▸ Prompt: Scan the data, and whenever a line contains "WHERE", copy it.

Entries from a dataset of interfaces:
# # # # #

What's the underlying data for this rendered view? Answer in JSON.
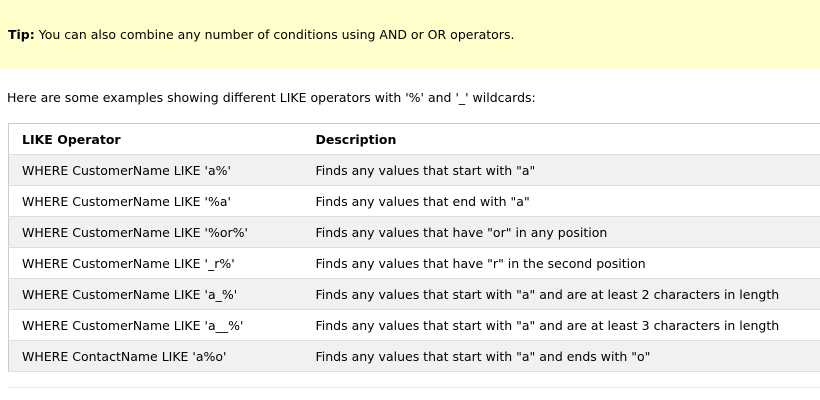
{
  "tip": {
    "label": "Tip:",
    "text": "You can also combine any number of conditions using AND or OR operators."
  },
  "intro": "Here are some examples showing different LIKE operators with '%' and '_' wildcards:",
  "table": {
    "headers": [
      "LIKE Operator",
      "Description"
    ],
    "rows": [
      [
        "WHERE CustomerName LIKE 'a%'",
        "Finds any values that start with \"a\""
      ],
      [
        "WHERE CustomerName LIKE '%a'",
        "Finds any values that end with \"a\""
      ],
      [
        "WHERE CustomerName LIKE '%or%'",
        "Finds any values that have \"or\" in any position"
      ],
      [
        "WHERE CustomerName LIKE '_r%'",
        "Finds any values that have \"r\" in the second position"
      ],
      [
        "WHERE CustomerName LIKE 'a_%'",
        "Finds any values that start with \"a\" and are at least 2 characters in length"
      ],
      [
        "WHERE CustomerName LIKE 'a__%'",
        "Finds any values that start with \"a\" and are at least 3 characters in length"
      ],
      [
        "WHERE ContactName LIKE 'a%o'",
        "Finds any values that start with \"a\" and ends with \"o\""
      ]
    ]
  },
  "colors": {
    "tip_background": "#ffffcc",
    "row_stripe": "#f1f1f1",
    "border": "#cccccc"
  }
}
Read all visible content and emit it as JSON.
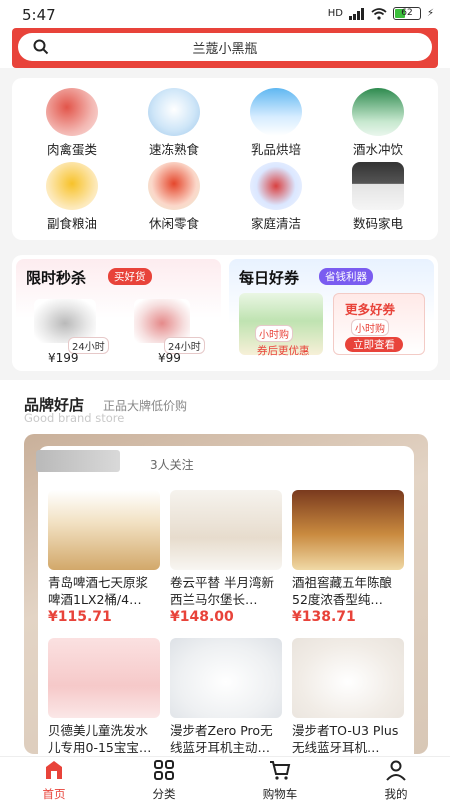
{
  "status": {
    "time": "5:47",
    "network": "HD",
    "battery": "62"
  },
  "search": {
    "query": "兰蔻小黑瓶"
  },
  "categories": [
    {
      "label": "肉禽蛋类",
      "color": "#f3b7b2"
    },
    {
      "label": "速冻熟食",
      "color": "#cfe6f8"
    },
    {
      "label": "乳品烘培",
      "color": "#d6ecff"
    },
    {
      "label": "酒水冲饮",
      "color": "#c7e8cf"
    },
    {
      "label": "副食粮油",
      "color": "#fde9b9"
    },
    {
      "label": "休闲零食",
      "color": "#fbd7c9"
    },
    {
      "label": "家庭清洁",
      "color": "#dbe7ff"
    },
    {
      "label": "数码家电",
      "color": "#e4e4e4"
    }
  ],
  "promo": {
    "flash": {
      "title": "限时秒杀",
      "tag": "买好货",
      "items": [
        {
          "hours": "24小时",
          "price": "¥199"
        },
        {
          "hours": "24小时",
          "price": "¥99"
        }
      ]
    },
    "daily": {
      "title": "每日好券",
      "tag": "省钱利器",
      "left_hours": "小时购",
      "left_label": "券后更优惠",
      "right_title": "更多好券",
      "right_hours": "小时购",
      "right_button": "立即查看"
    }
  },
  "brand": {
    "title": "品牌好店",
    "subtitle": "正品大牌低价购",
    "en": "Good brand store",
    "followers": "3人关注",
    "products": [
      {
        "name": "青岛啤酒七天原浆啤酒1LX2桶/4…",
        "price": "¥115.71"
      },
      {
        "name": "卷云平替 半月湾新西兰马尔堡长…",
        "price": "¥148.00"
      },
      {
        "name": "酒祖窖藏五年陈酿52度浓香型纯…",
        "price": "¥138.71"
      },
      {
        "name": "贝德美儿童洗发水儿专用0-15宝宝…",
        "price": ""
      },
      {
        "name": "漫步者Zero Pro无线蓝牙耳机主动…",
        "price": ""
      },
      {
        "name": "漫步者TO-U3 Plus无线蓝牙耳机…",
        "price": ""
      }
    ]
  },
  "tabs": [
    {
      "label": "首页"
    },
    {
      "label": "分类"
    },
    {
      "label": "购物车"
    },
    {
      "label": "我的"
    }
  ]
}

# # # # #

▸ Result of the exercise:
        "WHERE CustomerName LIKE 'a%'",
        "WHERE CustomerName LIKE '%a'",
        "WHERE CustomerName LIKE '%or%'",
        "WHERE CustomerName LIKE '_r%'",
        "WHERE CustomerName LIKE 'a_%'",
        "WHERE CustomerName LIKE 'a__%'",
        "WHERE ContactName LIKE 'a%o'",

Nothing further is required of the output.